Years later when Carleton was doing his club act with John Wallowitch, he would do the entire scene of “It Only Takes a Moment” and John would always say, “Aren’t you a little old for that?”

One major contribution that Gower made to the theater, according to Carleton, is the moving of scenery. Up until that time, the unions possessed that. He wove the moving of the sets into the action of the play. Carleton says Susan Stroman has adopted that. When he was doing Crazy For You with Karen Ziemba, he had a whole section of I Got Rhythm was right out of Gower’s style.

I asked if he has seen any other women play Dolly, he told me that in Chicago one night, Dorothy Lamour came backstage and said, “I have to play Dolly!” He said, “Don’t worry, Dottie! You will”…And she did.
He also saw both Bibi Osterwald and Thelma Carpenter play Dolly. Thelma was a close friend and he called her his sister. He loved Merman in the role. Bailey was naughty. She would not go on on a whim. Thelma ended up doing all the matinees.

Carleton knew of Jerry Herman long before Dolly when Jerry was doing Parade at the Showplace before moving to the Players Theatre and greatly admires him

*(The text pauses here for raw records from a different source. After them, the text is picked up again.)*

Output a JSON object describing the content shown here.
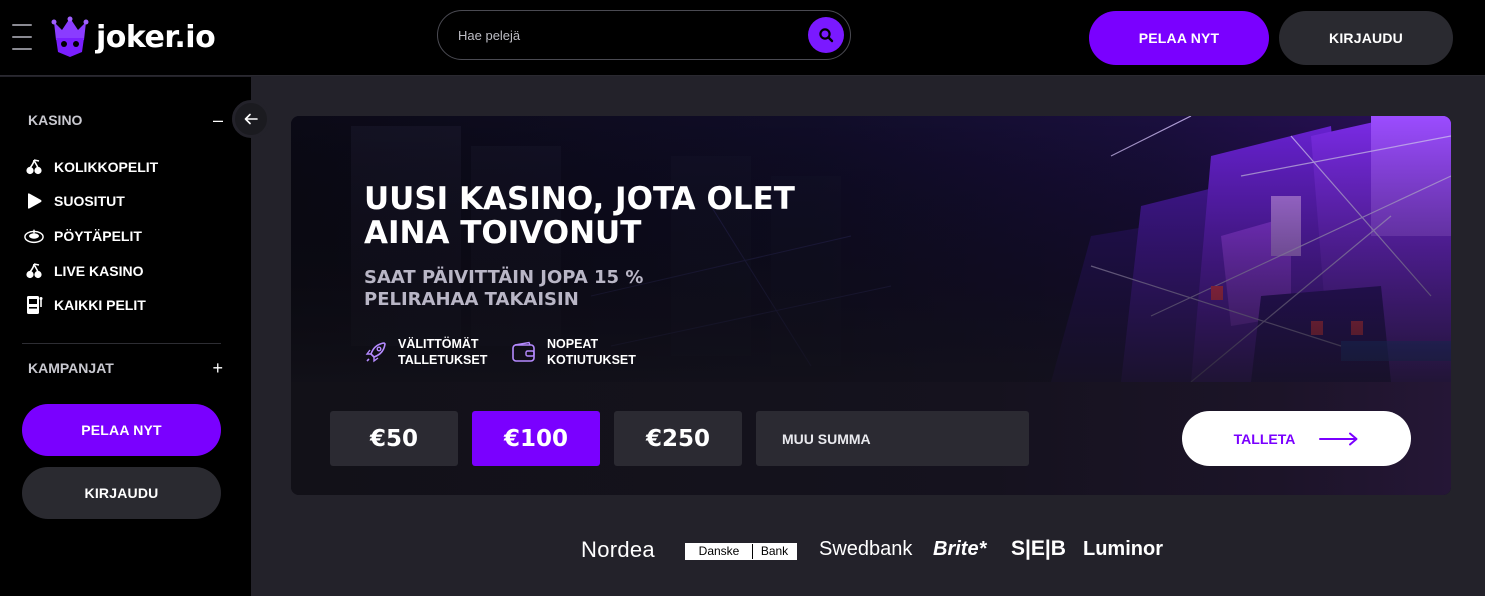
{
  "header": {
    "logo_text": "joker.io",
    "search_placeholder": "Hae pelejä",
    "play_label": "PELAA NYT",
    "login_label": "KIRJAUDU"
  },
  "sidebar": {
    "casino_heading": "KASINO",
    "casino_toggle": "–",
    "items": [
      {
        "label": "KOLIKKOPELIT",
        "icon": "cherries-icon"
      },
      {
        "label": "SUOSITUT",
        "icon": "play-icon"
      },
      {
        "label": "PÖYTÄPELIT",
        "icon": "roulette-icon"
      },
      {
        "label": "LIVE KASINO",
        "icon": "cherries-icon"
      },
      {
        "label": "KAIKKI PELIT",
        "icon": "slot-machine-icon"
      }
    ],
    "campaigns_heading": "KAMPANJAT",
    "campaigns_toggle": "+",
    "play_label": "PELAA NYT",
    "login_label": "KIRJAUDU"
  },
  "hero": {
    "title": "UUSI KASINO, JOTA OLET AINA TOIVONUT",
    "subtitle": "SAAT PÄIVITTÄIN JOPA 15 % PELIRAHAA TAKAISIN",
    "features": [
      {
        "line1": "VÄLITTÖMÄT",
        "line2": "TALLETUKSET",
        "icon": "rocket-icon"
      },
      {
        "line1": "NOPEAT",
        "line2": "KOTIUTUKSET",
        "icon": "wallet-icon"
      }
    ],
    "amounts": [
      "€50",
      "€100",
      "€250"
    ],
    "selected_amount": "€100",
    "other_amount_placeholder": "MUU SUMMA",
    "deposit_label": "TALLETA"
  },
  "banks": [
    "Nordea",
    "Danske",
    "Bank",
    "Swedbank",
    "Brite*",
    "S|E|B",
    "Luminor"
  ],
  "colors": {
    "accent": "#7a00ff",
    "background": "#23222a",
    "panel": "#000000"
  }
}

The biggest change that Carleton has seen in the theater since starting out is that everyone is miked now. Of course performing at a venue like St. Louis Muni, it is a necessity. He was doing Cinderella there and that was the first time he was miked. It was because of the immense size of the venue. Otherwise, is it really necessary?

Thank you Carleton Carpenter for the gifts you have given and continue to give to the world!

The Other Players